My Fine Feathered Friend
I have a routine I follow every night with my pets. It’s habitual and one that never changes.
I always make sure everyone is fed, the cat litter box is clean, the fish tank is free of algae and that fresh water is always available. The routine itself is mundane as I’ve done it thousands of times over the years with a variety of different pets that have come and gone.
I had just finished placing the contents of the litter box cleaning into the garage and proceeded over to the next task at hand which is feeding the bird. This daily ritual involves giving fresh food and water and hanging a new millet spray.
Usually, unless I’m in a hurry to do some other “life” event, I’ll whistle to him to get his attention while I serve him dinner. He’ll reciprocate by whistling back affirming his satisfaction of my efforts. It’s a form of communication we’ve established over the years and a job I’ve done so many times I think I can even do it now with my eyes closed.
Today was one of those days where I was in no hurry so I whistled to him. He greeted me back with his own wolf whistle which always gives me a chuckle. You know the one, the whistle you watch men do when they see a pretty girl. This bird has that type of whistle down pat.
By now you should know from reading my blogs that sometimes, without warning, doing the most mundane of tasks seems to trigger memories in me from times long past. And today was no exception.
It was 1986 and I was getting ready to begin my final year of high school when Dad brought him home. He was a grey cockatiel that after much deliberation I decided to name Pokey.
I already had big plans for him. Pokey was going to talk, shake his head and dance. He was going to be my buddy and get me through my senior year. Yes, I had it all planned out.
The first few months were a bit of an adjustment. Pokey and I would feel each other out. Sometimes he wanted to come out and fly to the highest point in the house. Other times he wanted to just stay in his cage and no amount of coaxing would get him to jump onto my finger and come out.

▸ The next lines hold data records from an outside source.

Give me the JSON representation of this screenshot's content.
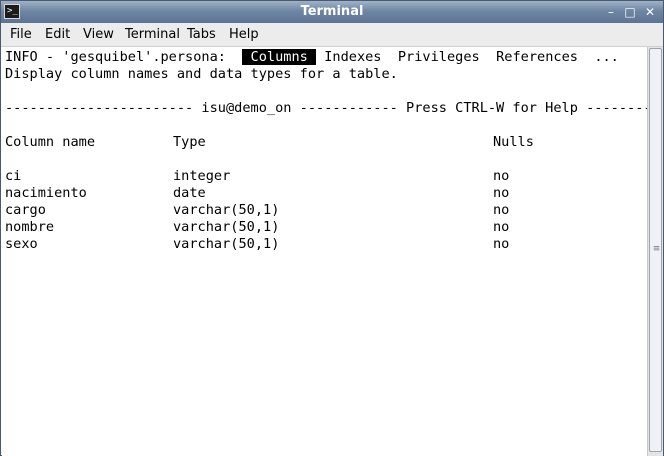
{
  "window": {
    "title": "Terminal",
    "icon": "terminal-icon",
    "icon_glyph": ">_"
  },
  "window_controls": {
    "minimize": "–",
    "maximize": "□",
    "close": "✕"
  },
  "menubar": {
    "items": [
      "File",
      "Edit",
      "View",
      "Terminal",
      "Tabs",
      "Help"
    ]
  },
  "terminal": {
    "info_prefix": "INFO - 'gesquibel'.persona: ",
    "menu_options": [
      "Columns",
      "Indexes",
      "Privileges",
      "References",
      "..."
    ],
    "selected_option": "Columns",
    "description": "Display column names and data types for a table.",
    "status_dashes_left": "----------------------- ",
    "status_user": "isu@demo_on",
    "status_dashes_mid": " ------------ ",
    "status_help": "Press CTRL-W for Help",
    "status_dashes_right": " --------",
    "headers": {
      "column": "Column name",
      "type": "Type",
      "nulls": "Nulls"
    },
    "rows": [
      {
        "column": "ci",
        "type": "integer",
        "nulls": "no"
      },
      {
        "column": "nacimiento",
        "type": "date",
        "nulls": "no"
      },
      {
        "column": "cargo",
        "type": "varchar(50,1)",
        "nulls": "no"
      },
      {
        "column": "nombre",
        "type": "varchar(50,1)",
        "nulls": "no"
      },
      {
        "column": "sexo",
        "type": "varchar(50,1)",
        "nulls": "no"
      }
    ]
  }
}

As time wore on we became accustomed to each others habits. He would go on a tear with wolf whistles for no reason until I would scream at the top of my lungs telling him to “SHUT UP!”. Silence would follow for about five seconds at which point the process would begin anew. As angry as it would make me sometimes, especially if I was trying to concentrate on a TV show or be reading while he was doing it, I always knew he was pushing my buttons and just messing with me.

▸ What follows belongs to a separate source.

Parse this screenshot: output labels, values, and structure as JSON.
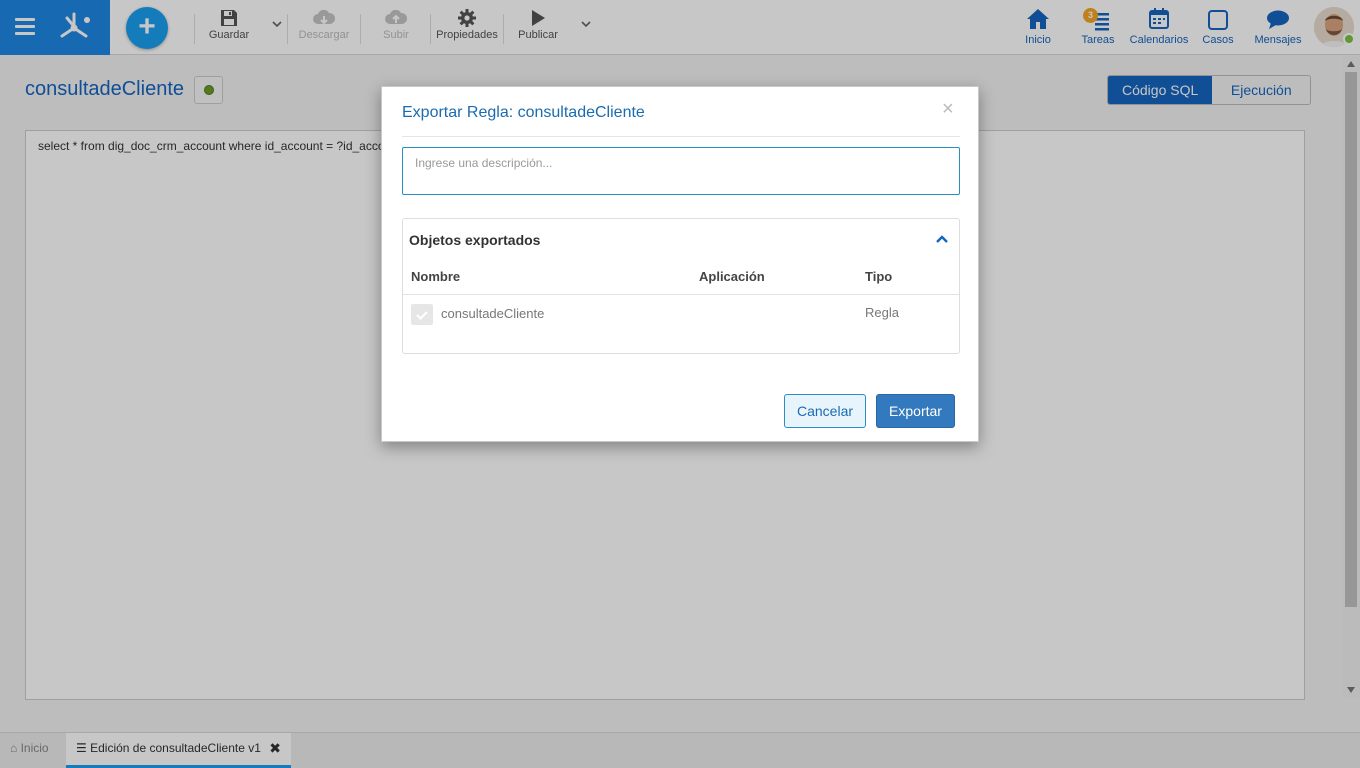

The revelation of old memories really hit me as I was changing his water today, in 2011, for this bird has been with me now for over half of my life. Sadly, he never did learn how to shake his head or dance but does know how to say “Pretty Boy” (thanks to my grandmother’s patient teaching) in addition to his wolf whistling ability.
Has anyone ever had a pet for a quarter of a century? Usually, our animal companions don’t stay with us long at all. A few years at best for a turtle or fish and if we’re lucky 16-18 years tops for a dog or cat. Most of the pets we had as a youth are forgotten memories unless we see pictures of them in old photo albums. Then the joy we had while they were alive is rekindled for but a moment.
And yet, here I was cleaning a cage for a bird that is twenty-five years old and thinking about all the things in my life that he’s actually experienced along with me:
- Graduating high school
- Getting my first job
- Moving into 7 different apartments and houses
- Being around for all the bands I’ve been involved with
- Getting married
- The birth of my daughter ten years ago
- The life and death of the three dogs and three cats that I’ve owned since my father bought him home.
- The deaths of my father and my grandmother
- The beginning of the 21st century
Pokey has been there for every one of these events and more. Been there even before my wife and daughter. He was there when I was doing homework and going to Canada with the choir in high school. And he’s still here now when I come home from working a full time job that I’ve held for over 21 years. To say that I’m blessed is an understatement.
I sometimes wonder to myself how much longer he has left. Most books and websites tell me he is well past the age for his life span so any day could theoretically be our last one together.
I do have mixed feelings though about how I’ll feel when he does go. I mean, it’s not like he’s a dog that is around you constantly. And it will be less of a burden to not have to clean up seeds on the floor every day.
But still, I think I’ll shed more tears for him that day then for a dog because it will feel like a bigger part of me will die too.